By RRuntsch @

For years Illinois has underfunded its five pension systems. For years I have been waving a red warning flag about the American pension charade (see here, here, here, and here for a small sample), but public pensions are controlled directly or indirectly by politicians. Those politicians don’t ever want to subject their constituents to the painful measures it will take to fully fund pensions, and so rather than doing what is necessary to make the systems solvent long term, they place their faith in overly optimistic return assumptions.

Illinois is trying one last ditch effort, using the same overly optimistic strategy. The state is considering borrowing money and investing it to fund its pension system. To benefit the pension system at all, the state will have to earn a higher rate of return on the investments than it must pay in interest. That won’t always happen. In any years with negative returns on the investments, not only will the pension system receive nothing, but taxpayers will be asked to put their resources into funding the debt rather than shoring up the pension system. Even less money will be spent on the services the state actually exists to provide.

Perhaps worst of all, the state’s plan relies on market timing. That’s a bad strategy in good times, but in the heat of the second longest bull market in history, it seems even worse. Elizabeth Campbell reports on the plan for Bloomberg:

“We’re in a situation in Illinois where our pension debt is just crushing,” Martwick, a Democrat who chairs the committee, said in a telephone interview. “When you have the largest pension debt in the world, you probably ought to be thinking big.”

Illinois owes $129 billion to its five retirement systems after years of failing to make adequate annual contributions. Because the state’s constitution bans any reduction in worker retirement benefits, the government’s pension costs will continue to rise as it faces pressure to pay down that debt, a squeeze that has pushed Illinois’s bond rating to the precipice of junk.
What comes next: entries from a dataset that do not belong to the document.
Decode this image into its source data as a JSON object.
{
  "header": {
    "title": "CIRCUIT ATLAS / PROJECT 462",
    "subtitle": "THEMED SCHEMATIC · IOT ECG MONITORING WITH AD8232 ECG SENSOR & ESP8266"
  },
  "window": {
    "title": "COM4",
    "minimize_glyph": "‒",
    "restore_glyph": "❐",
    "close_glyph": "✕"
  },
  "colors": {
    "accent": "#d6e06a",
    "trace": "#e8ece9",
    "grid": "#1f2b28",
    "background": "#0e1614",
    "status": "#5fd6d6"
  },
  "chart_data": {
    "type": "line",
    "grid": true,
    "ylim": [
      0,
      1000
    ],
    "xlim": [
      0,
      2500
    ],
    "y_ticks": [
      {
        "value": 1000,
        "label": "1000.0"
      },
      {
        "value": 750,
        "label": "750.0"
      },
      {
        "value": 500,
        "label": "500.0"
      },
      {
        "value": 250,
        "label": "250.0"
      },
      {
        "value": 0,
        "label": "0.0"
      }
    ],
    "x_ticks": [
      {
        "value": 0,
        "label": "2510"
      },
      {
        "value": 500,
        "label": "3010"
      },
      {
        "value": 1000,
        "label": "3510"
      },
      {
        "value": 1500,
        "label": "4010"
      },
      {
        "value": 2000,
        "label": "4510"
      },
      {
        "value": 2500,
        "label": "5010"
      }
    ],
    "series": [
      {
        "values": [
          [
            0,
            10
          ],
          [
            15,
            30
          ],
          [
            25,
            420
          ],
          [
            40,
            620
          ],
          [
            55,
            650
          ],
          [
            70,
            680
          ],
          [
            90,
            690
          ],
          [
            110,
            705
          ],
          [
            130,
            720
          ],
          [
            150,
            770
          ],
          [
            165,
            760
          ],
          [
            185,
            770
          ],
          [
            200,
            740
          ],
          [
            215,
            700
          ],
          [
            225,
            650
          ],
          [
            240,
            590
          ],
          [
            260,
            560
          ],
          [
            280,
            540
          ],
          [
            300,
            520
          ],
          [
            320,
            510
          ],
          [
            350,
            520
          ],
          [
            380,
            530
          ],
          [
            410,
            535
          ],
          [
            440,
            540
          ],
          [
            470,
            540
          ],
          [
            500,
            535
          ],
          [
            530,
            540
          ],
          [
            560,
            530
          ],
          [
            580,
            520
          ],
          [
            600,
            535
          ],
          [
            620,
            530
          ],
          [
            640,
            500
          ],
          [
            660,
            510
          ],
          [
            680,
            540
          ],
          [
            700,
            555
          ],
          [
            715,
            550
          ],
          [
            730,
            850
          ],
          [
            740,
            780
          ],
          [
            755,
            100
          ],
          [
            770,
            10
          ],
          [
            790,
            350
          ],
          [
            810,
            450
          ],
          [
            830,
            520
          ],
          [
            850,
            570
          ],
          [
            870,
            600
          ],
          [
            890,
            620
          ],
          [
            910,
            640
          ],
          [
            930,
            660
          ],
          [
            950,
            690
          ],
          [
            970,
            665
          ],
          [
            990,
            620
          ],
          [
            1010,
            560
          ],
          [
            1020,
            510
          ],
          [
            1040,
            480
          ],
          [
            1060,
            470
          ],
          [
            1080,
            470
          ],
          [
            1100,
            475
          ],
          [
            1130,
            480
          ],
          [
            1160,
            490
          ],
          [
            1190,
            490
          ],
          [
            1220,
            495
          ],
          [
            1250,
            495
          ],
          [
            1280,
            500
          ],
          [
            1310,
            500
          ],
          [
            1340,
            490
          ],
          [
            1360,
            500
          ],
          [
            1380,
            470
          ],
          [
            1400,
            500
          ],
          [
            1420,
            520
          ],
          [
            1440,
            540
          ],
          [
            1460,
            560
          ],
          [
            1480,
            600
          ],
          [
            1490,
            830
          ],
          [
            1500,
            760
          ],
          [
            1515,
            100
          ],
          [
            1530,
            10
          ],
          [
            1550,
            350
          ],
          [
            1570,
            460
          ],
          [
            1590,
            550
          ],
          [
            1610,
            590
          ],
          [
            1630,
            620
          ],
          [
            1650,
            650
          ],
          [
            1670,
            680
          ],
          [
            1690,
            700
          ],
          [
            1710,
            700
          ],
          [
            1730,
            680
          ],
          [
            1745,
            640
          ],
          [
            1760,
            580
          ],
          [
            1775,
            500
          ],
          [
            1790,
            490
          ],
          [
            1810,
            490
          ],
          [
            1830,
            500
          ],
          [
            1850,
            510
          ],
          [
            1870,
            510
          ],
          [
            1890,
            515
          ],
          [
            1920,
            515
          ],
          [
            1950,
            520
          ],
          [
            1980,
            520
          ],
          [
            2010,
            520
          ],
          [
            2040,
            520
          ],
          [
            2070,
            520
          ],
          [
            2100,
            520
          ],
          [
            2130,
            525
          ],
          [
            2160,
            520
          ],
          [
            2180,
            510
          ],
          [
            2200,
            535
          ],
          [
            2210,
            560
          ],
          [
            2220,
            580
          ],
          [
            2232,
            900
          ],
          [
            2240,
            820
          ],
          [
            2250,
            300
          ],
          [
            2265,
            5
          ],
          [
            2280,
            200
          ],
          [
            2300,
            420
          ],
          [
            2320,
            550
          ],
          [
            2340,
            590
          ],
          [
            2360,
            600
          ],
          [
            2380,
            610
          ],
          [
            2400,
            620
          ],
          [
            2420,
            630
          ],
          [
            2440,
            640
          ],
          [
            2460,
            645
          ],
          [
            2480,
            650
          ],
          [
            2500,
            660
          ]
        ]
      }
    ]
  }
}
Many American governments have sold bonds for their pensions, albeit on a much smaller scale. Illinois did so in 2003, when it issued a record $10 billion of them. New Jersey also tried it, only to see its pension shortfall soar again after the state failed to make adequate payments into the system for years. Detroit’s pension-fund borrowing in 2005 and 2006 helped push it into bankruptcy.

On the whole, the track record has been mixed, according to a study by the Center for Retirement Research at Boston College. Much hinges on timing the stock market: While most pension bonds have been profitable because of equity gains since the recession, those sold after the late 1990s rally or before the 2008 crash lost money, the study found. The S&P 500 Index climbed 19 percent last year and has continued to hit new highs.

Read more here.

Originally posted on